Social Media 2.0: Improvised Marketing and PR Attention

04/22/2015 02:29 pm ET | Updated Jun 22, 2015


Most business people seek order out of chaos, but several new ideas suggest that it is more important to relax and respond than to have a developed strategic plan. Instead of creating a structure that binds staff to a rigid set of rules, the social media 2.0 era demands real-time listening and "rapid response" based upon a more fluid business plan of options.

Part of the challenge is what Northwestern University Communication Professor James Webster sees as a fragmented audience in his book, The Marketplace of Attention. From this perspective:

Popularity is valued by the media and users, who mutually create the cultural ballast that pulls society together. Most media providers seek public attention. Although some hope to achieve that goal by going to extremes, their offerings usually attract small, disloyal audiences. The most popular outlets for news and entertainment remain mainstream media. As a rule, the recipe for success discourages media from straying too far from what is familiar (p. 163).

But user choices and on-demand content are a large structural change for media audiences. "Now, they're empowered in a certain sense by these technologies," Webster says. At the same time, though, Webster challenges the rhetoric of user empowerment as "completely over-hyped." This is because media actively work to persuade, and digital data drive what we see and hear. "People aren't nearly as empowered as many popular narratives would have you believe," Webster says.

This may help explain why Golin CEO Fred Cook's public relations firm made the decision four years ago to toss traditional structure in favor of improvising:

We changed the whole way we operate, and we invented all new training programs, all new classifications for our employees. We did assessments for every single person in the firm and reassigned them to different kinds of jobs.
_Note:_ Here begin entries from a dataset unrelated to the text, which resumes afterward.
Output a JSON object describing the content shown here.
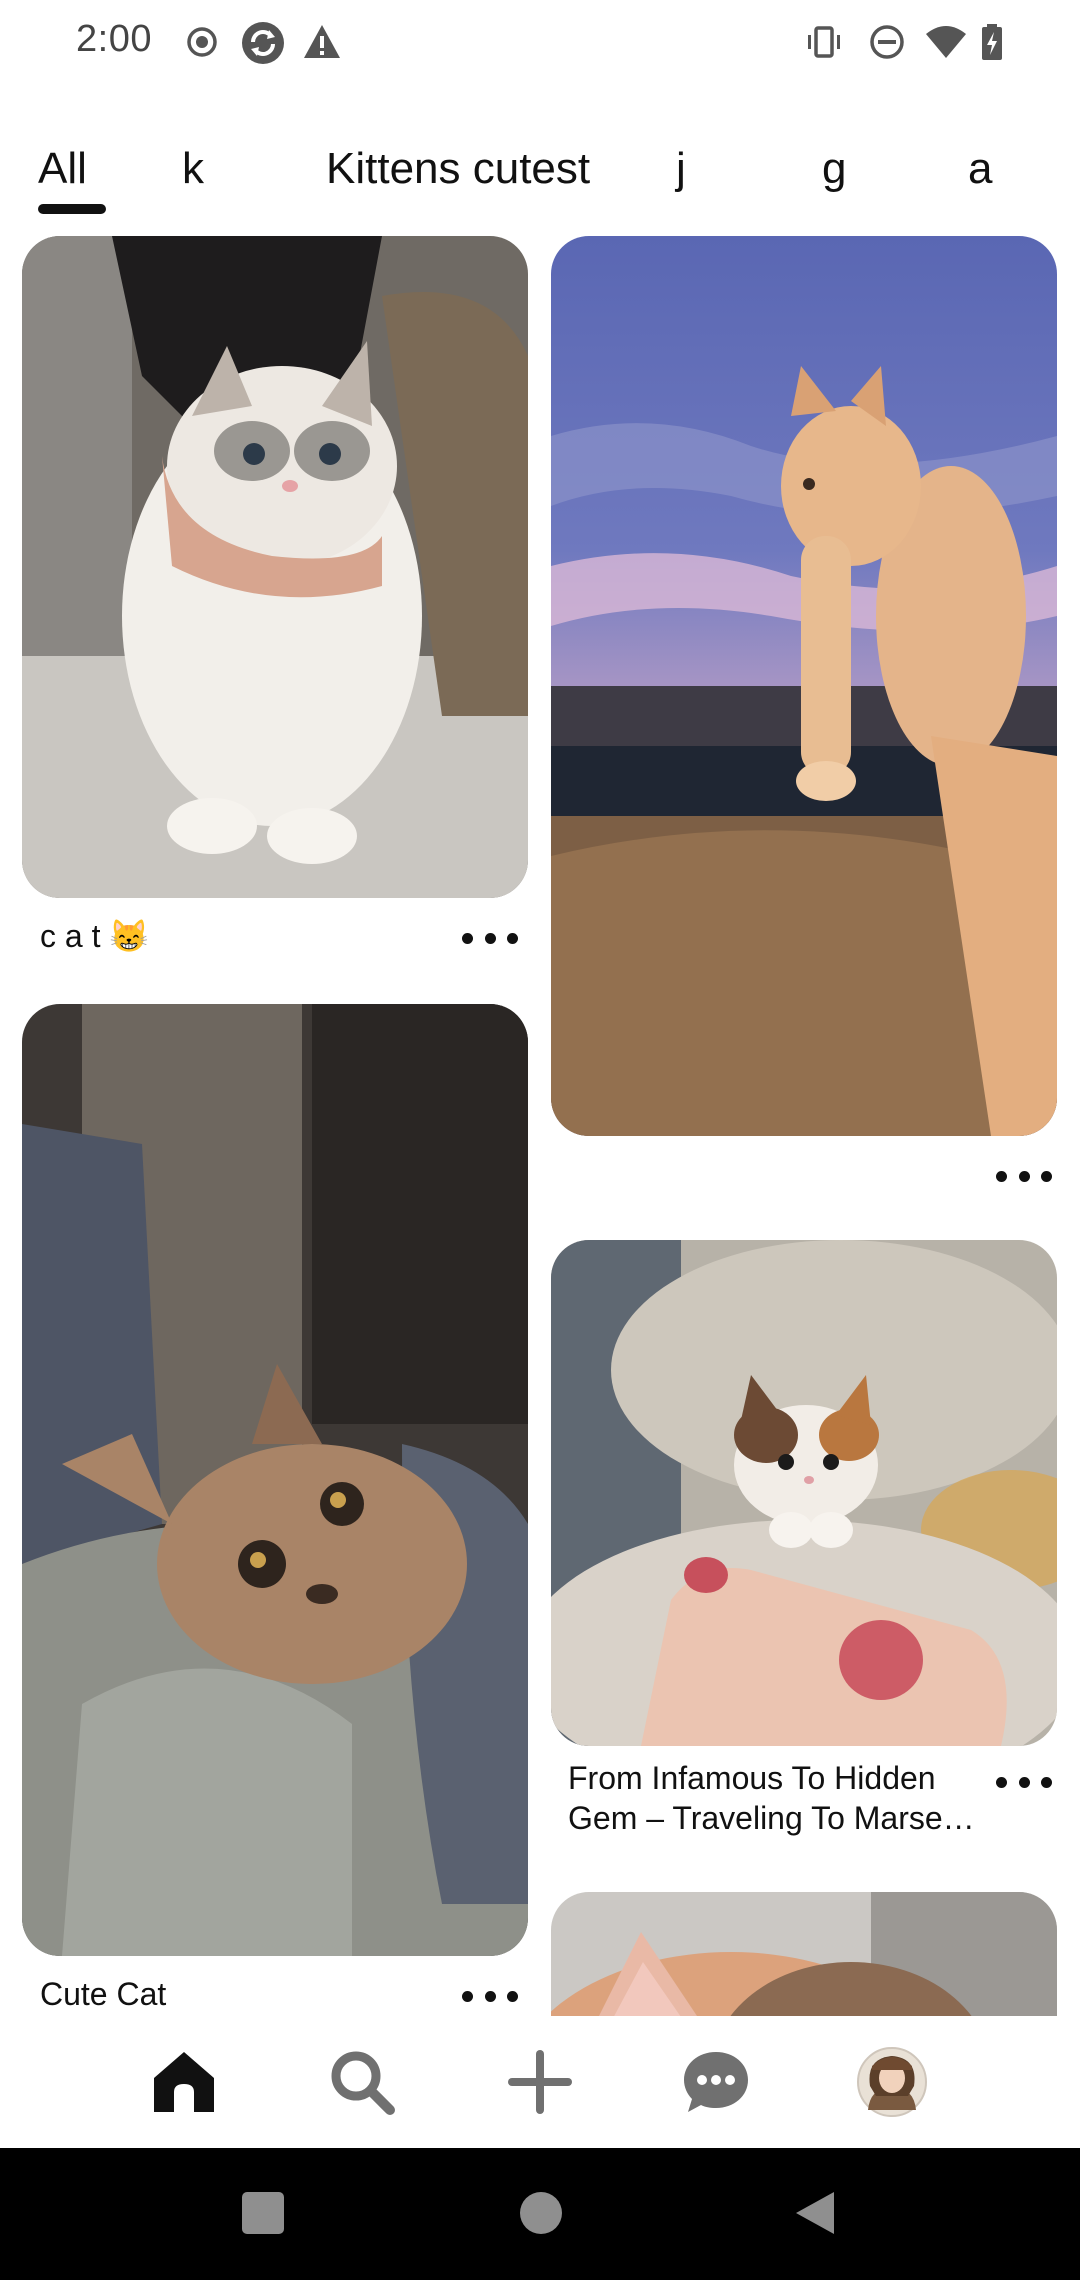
{
  "status_bar": {
    "time": "2:00",
    "left_icons": [
      "record-icon",
      "sync-app-icon",
      "warning-icon"
    ],
    "right_icons": [
      "vibrate-icon",
      "do-not-disturb-icon",
      "wifi-icon",
      "battery-charging-icon"
    ]
  },
  "tabs": [
    {
      "label": "All",
      "selected": true
    },
    {
      "label": "k",
      "selected": false
    },
    {
      "label": "Kittens cutest",
      "selected": false
    },
    {
      "label": "j",
      "selected": false
    },
    {
      "label": "g",
      "selected": false
    },
    {
      "label": "a",
      "selected": false
    }
  ],
  "pins": [
    {
      "id": "pin-white-cat",
      "caption": "c a t 😸",
      "more": "more-options-icon"
    },
    {
      "id": "pin-sunset-kitten",
      "caption": "",
      "more": "more-options-icon"
    },
    {
      "id": "pin-tabby-cat",
      "caption": "Cute Cat",
      "more": "more-options-icon"
    },
    {
      "id": "pin-tiny-kitten",
      "caption_lines": [
        "From Infamous To Hidden",
        "Gem – Traveling To Marse…"
      ],
      "more": "more-options-icon"
    },
    {
      "id": "pin-partial-cat",
      "caption": "",
      "more": ""
    }
  ],
  "bottom_nav": [
    {
      "name": "home",
      "icon": "home-icon",
      "active": true
    },
    {
      "name": "search",
      "icon": "search-icon",
      "active": false
    },
    {
      "name": "create",
      "icon": "plus-icon",
      "active": false
    },
    {
      "name": "messages",
      "icon": "chat-icon",
      "active": false
    },
    {
      "name": "profile",
      "icon": "avatar",
      "active": false
    }
  ],
  "system_nav": [
    "recents-button",
    "home-button",
    "back-button"
  ],
  "colors": {
    "text": "#111111",
    "icon_inactive": "#707070",
    "background": "#ffffff"
  }
}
We were improvising big time and it's been great for us.

Cook says improvising is not about making it up as you go, but he defines it as "taking the information and resources you have at hand, and turning that into something special." His book, Improvise offers the approach as career advice, which aligns with his personal career path.

In a social media 2.0 context, Golin's "rapid response" team for client McDonald's was built upon listening to customers and thinking ahead to what they might say or ask. This is a different approach from traditional planning. Instead of theoretical company values, the key is its focus on accumulation of applied experiences. Broader and deeper employee diversity should translate into better response to social and technological change.

Jake Batsell describes in Engaged Journalism how this works for journalism media producers - they must move from one-way to two-way relationships with their audiences. The volume of noise in the marketplace of attention creates a constant challenge, and the Twitter crowd appears to help shape ongoing social conversation.

Digital content marketing within this context must be responsive to quick audience shifting attention. Meerkat, Periscope, Snapchat, Vine and other mobile-first apps share a new sensitivity to audience preferences.

If we are improvising through big data and small plans about how to reach a fragmented audience, then businesses and their employees must be prepared to live with the daily chaos of minute-by-minute change. Advantages will come to those using experiences to see a few weeks ahead of the next shift.